(App and web page records)
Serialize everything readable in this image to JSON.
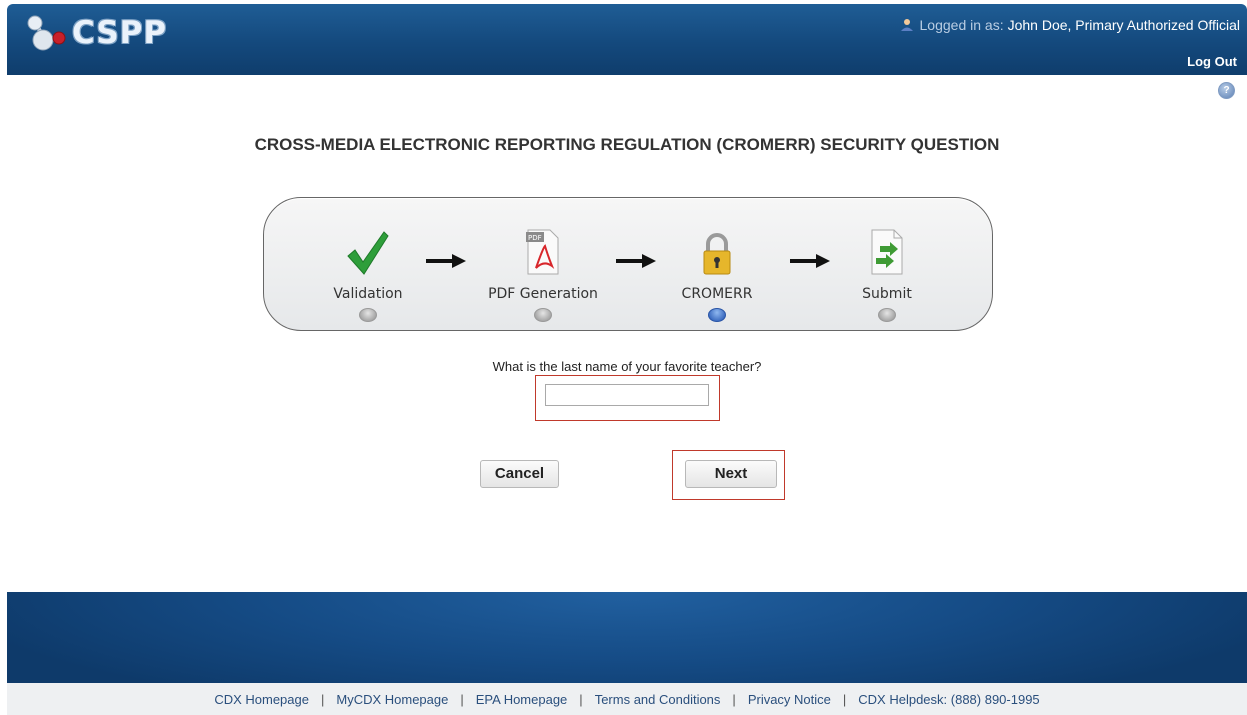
{
  "header": {
    "logo_text": "CSPP",
    "logged_in_label": "Logged in as:",
    "user_name": "John Doe, Primary Authorized Official",
    "logout_label": "Log Out"
  },
  "help": {
    "icon": "help-icon",
    "glyph": "?"
  },
  "page_title": "CROSS-MEDIA ELECTRONIC REPORTING REGULATION (CROMERR) SECURITY QUESTION",
  "progress": {
    "steps": [
      {
        "label": "Validation",
        "icon": "checkmark-icon",
        "active": false
      },
      {
        "label": "PDF Generation",
        "icon": "pdf-icon",
        "active": false
      },
      {
        "label": "CROMERR",
        "icon": "lock-icon",
        "active": true
      },
      {
        "label": "Submit",
        "icon": "submit-document-icon",
        "active": false
      }
    ],
    "active_color": "#1d4fae"
  },
  "form": {
    "question": "What is the last name of your favorite teacher?",
    "answer_value": "",
    "cancel_label": "Cancel",
    "next_label": "Next"
  },
  "footer": {
    "links": [
      "CDX Homepage",
      "MyCDX Homepage",
      "EPA Homepage",
      "Terms and Conditions",
      "Privacy Notice",
      "CDX Helpdesk: (888) 890-1995"
    ],
    "separator": "|"
  },
  "colors": {
    "header": "#14497d",
    "highlight_border": "#c0392b",
    "link": "#2a4f7d"
  }
}
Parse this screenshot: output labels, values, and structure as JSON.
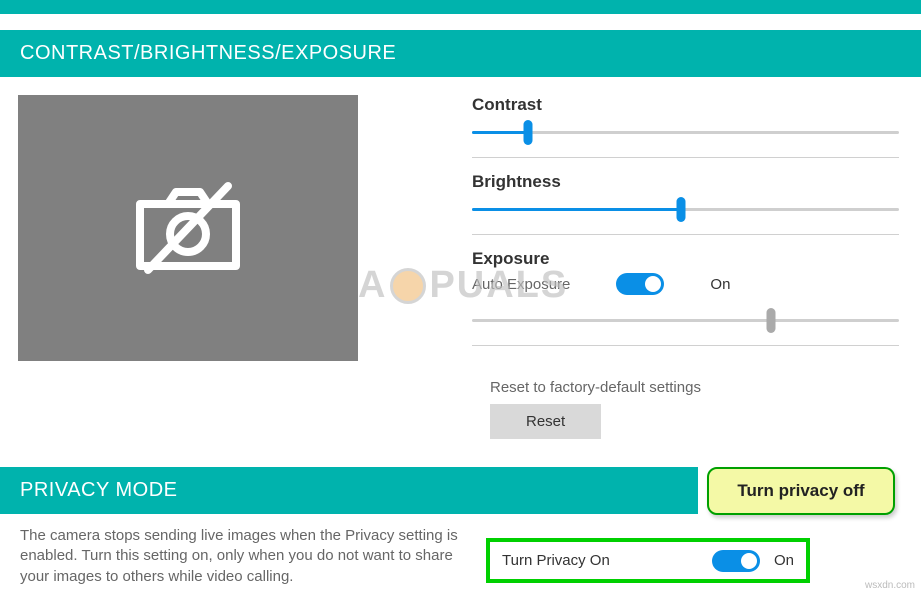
{
  "sections": {
    "contrast_brightness_exposure": {
      "title": "CONTRAST/BRIGHTNESS/EXPOSURE",
      "controls": {
        "contrast": {
          "label": "Contrast",
          "value_pct": 13
        },
        "brightness": {
          "label": "Brightness",
          "value_pct": 49
        },
        "exposure": {
          "label": "Exposure",
          "auto_label": "Auto Exposure",
          "auto_state_text": "On",
          "auto_on": true,
          "value_pct": 70,
          "disabled": true
        }
      },
      "reset": {
        "description": "Reset to factory-default settings",
        "button": "Reset"
      }
    },
    "privacy_mode": {
      "title": "PRIVACY MODE",
      "description": "The camera stops sending live images when the Privacy setting is enabled. Turn this setting on, only when you do not want to share your images to others while video calling.",
      "toggle_label": "Turn Privacy On",
      "toggle_state_text": "On",
      "toggle_on": true
    }
  },
  "callout_text": "Turn privacy off",
  "watermark_text_a": "A",
  "watermark_text_b": "PUALS",
  "source_tag": "wsxdn.com",
  "icons": {
    "no_camera": "no-camera-icon"
  },
  "colors": {
    "accent_teal": "#00b3ad",
    "accent_blue": "#0a8fe6",
    "highlight_green": "#00d000"
  }
}
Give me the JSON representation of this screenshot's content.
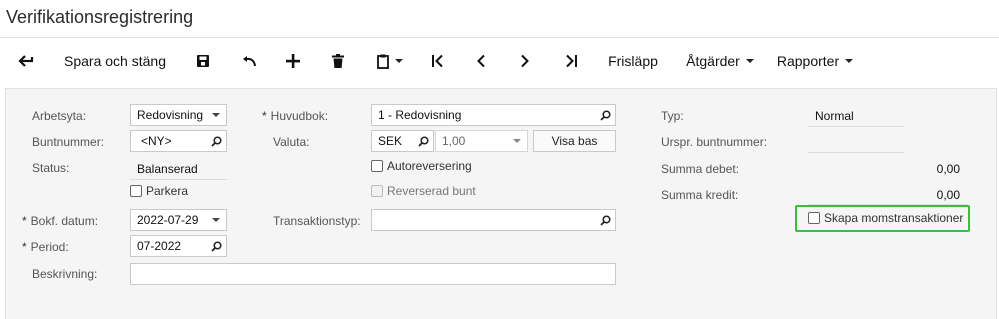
{
  "header": {
    "title": "Verifikationsregistrering"
  },
  "toolbar": {
    "save_close_label": "Spara och stäng",
    "release_label": "Frisläpp",
    "actions_label": "Åtgärder",
    "reports_label": "Rapporter",
    "icons": [
      "back-arrow-icon",
      "save-icon",
      "undo-icon",
      "add-icon",
      "delete-icon",
      "copy-paste-icon",
      "first-record-icon",
      "previous-record-icon",
      "next-record-icon",
      "last-record-icon"
    ]
  },
  "form": {
    "workspace": {
      "label": "Arbetsyta:",
      "value": "Redovisning"
    },
    "batch_number": {
      "label": "Buntnummer:",
      "value": "<NY>"
    },
    "status": {
      "label": "Status:",
      "value": "Balanserad"
    },
    "hold": {
      "label": "Parkera",
      "checked": false
    },
    "transaction_date": {
      "label": "Bokf. datum:",
      "value": "2022-07-29",
      "required_mark": "*"
    },
    "period": {
      "label": "Period:",
      "value": "07-2022",
      "required_mark": "*"
    },
    "description": {
      "label": "Beskrivning:",
      "value": ""
    },
    "ledger": {
      "label": "Huvudbok:",
      "value": "1 - Redovisning",
      "required_mark": "*"
    },
    "currency": {
      "label": "Valuta:",
      "code": "SEK",
      "rate": "1,00",
      "view_base_label": "Visa bas"
    },
    "auto_reversing": {
      "label": "Autoreversering",
      "checked": false
    },
    "reversing_batch": {
      "label": "Reverserad bunt",
      "checked": false,
      "disabled": true
    },
    "transaction_type": {
      "label": "Transaktionstyp:",
      "value": ""
    },
    "type": {
      "label": "Typ:",
      "value": "Normal"
    },
    "orig_batch_number": {
      "label": "Urspr. buntnummer:",
      "value": ""
    },
    "debit_total": {
      "label": "Summa debet:",
      "value": "0,00"
    },
    "credit_total": {
      "label": "Summa kredit:",
      "value": "0,00"
    },
    "create_tax_transactions": {
      "label": "Skapa momstransaktioner",
      "checked": false,
      "highlight_color": "#3ebc3e"
    }
  }
}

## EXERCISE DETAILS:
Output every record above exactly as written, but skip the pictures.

## SOLUTION TO THE PROBLEM:
Serialize everything readable in this image to JSON.
{
  "header": {
    "logo_text": "CSPP",
    "logged_in_label": "Logged in as:",
    "user_name": "John Doe, Primary Authorized Official",
    "logout_label": "Log Out"
  },
  "help": {
    "icon": "help-icon",
    "glyph": "?"
  },
  "page_title": "CROSS-MEDIA ELECTRONIC REPORTING REGULATION (CROMERR) SECURITY QUESTION",
  "progress": {
    "steps": [
      {
        "label": "Validation",
        "icon": "checkmark-icon",
        "active": false
      },
      {
        "label": "PDF Generation",
        "icon": "pdf-icon",
        "active": false
      },
      {
        "label": "CROMERR",
        "icon": "lock-icon",
        "active": true
      },
      {
        "label": "Submit",
        "icon": "submit-document-icon",
        "active": false
      }
    ],
    "active_color": "#1d4fae"
  },
  "form": {
    "question": "What is the last name of your favorite teacher?",
    "answer_value": "",
    "cancel_label": "Cancel",
    "next_label": "Next"
  },
  "footer": {
    "links": [
      "CDX Homepage",
      "MyCDX Homepage",
      "EPA Homepage",
      "Terms and Conditions",
      "Privacy Notice",
      "CDX Helpdesk: (888) 890-1995"
    ],
    "separator": "|"
  },
  "colors": {
    "header": "#14497d",
    "highlight_border": "#c0392b",
    "link": "#2a4f7d"
  }
}
Parse this screenshot: output labels, values, and structure as JSON.
{
  "sections": {
    "contrast_brightness_exposure": {
      "title": "CONTRAST/BRIGHTNESS/EXPOSURE",
      "controls": {
        "contrast": {
          "label": "Contrast",
          "value_pct": 13
        },
        "brightness": {
          "label": "Brightness",
          "value_pct": 49
        },
        "exposure": {
          "label": "Exposure",
          "auto_label": "Auto Exposure",
          "auto_state_text": "On",
          "auto_on": true,
          "value_pct": 70,
          "disabled": true
        }
      },
      "reset": {
        "description": "Reset to factory-default settings",
        "button": "Reset"
      }
    },
    "privacy_mode": {
      "title": "PRIVACY MODE",
      "description": "The camera stops sending live images when the Privacy setting is enabled. Turn this setting on, only when you do not want to share your images to others while video calling.",
      "toggle_label": "Turn Privacy On",
      "toggle_state_text": "On",
      "toggle_on": true
    }
  },
  "callout_text": "Turn privacy off",
  "watermark_text_a": "A",
  "watermark_text_b": "PUALS",
  "source_tag": "wsxdn.com",
  "icons": {
    "no_camera": "no-camera-icon"
  },
  "colors": {
    "accent_teal": "#00b3ad",
    "accent_blue": "#0a8fe6",
    "highlight_green": "#00d000"
  }
}
Give me the JSON representation of this screenshot's content.
{
  "header": {
    "title": "Verifikationsregistrering"
  },
  "toolbar": {
    "save_close_label": "Spara och stäng",
    "release_label": "Frisläpp",
    "actions_label": "Åtgärder",
    "reports_label": "Rapporter",
    "icons": [
      "back-arrow-icon",
      "save-icon",
      "undo-icon",
      "add-icon",
      "delete-icon",
      "copy-paste-icon",
      "first-record-icon",
      "previous-record-icon",
      "next-record-icon",
      "last-record-icon"
    ]
  },
  "form": {
    "workspace": {
      "label": "Arbetsyta:",
      "value": "Redovisning"
    },
    "batch_number": {
      "label": "Buntnummer:",
      "value": "<NY>"
    },
    "status": {
      "label": "Status:",
      "value": "Balanserad"
    },
    "hold": {
      "label": "Parkera",
      "checked": false
    },
    "transaction_date": {
      "label": "Bokf. datum:",
      "value": "2022-07-29",
      "required_mark": "*"
    },
    "period": {
      "label": "Period:",
      "value": "07-2022",
      "required_mark": "*"
    },
    "description": {
      "label": "Beskrivning:",
      "value": ""
    },
    "ledger": {
      "label": "Huvudbok:",
      "value": "1 - Redovisning",
      "required_mark": "*"
    },
    "currency": {
      "label": "Valuta:",
      "code": "SEK",
      "rate": "1,00",
      "view_base_label": "Visa bas"
    },
    "auto_reversing": {
      "label": "Autoreversering",
      "checked": false
    },
    "reversing_batch": {
      "label": "Reverserad bunt",
      "checked": false,
      "disabled": true
    },
    "transaction_type": {
      "label": "Transaktionstyp:",
      "value": ""
    },
    "type": {
      "label": "Typ:",
      "value": "Normal"
    },
    "orig_batch_number": {
      "label": "Urspr. buntnummer:",
      "value": ""
    },
    "debit_total": {
      "label": "Summa debet:",
      "value": "0,00"
    },
    "credit_total": {
      "label": "Summa kredit:",
      "value": "0,00"
    },
    "create_tax_transactions": {
      "label": "Skapa momstransaktioner",
      "checked": false,
      "highlight_color": "#3ebc3e"
    }
  }
}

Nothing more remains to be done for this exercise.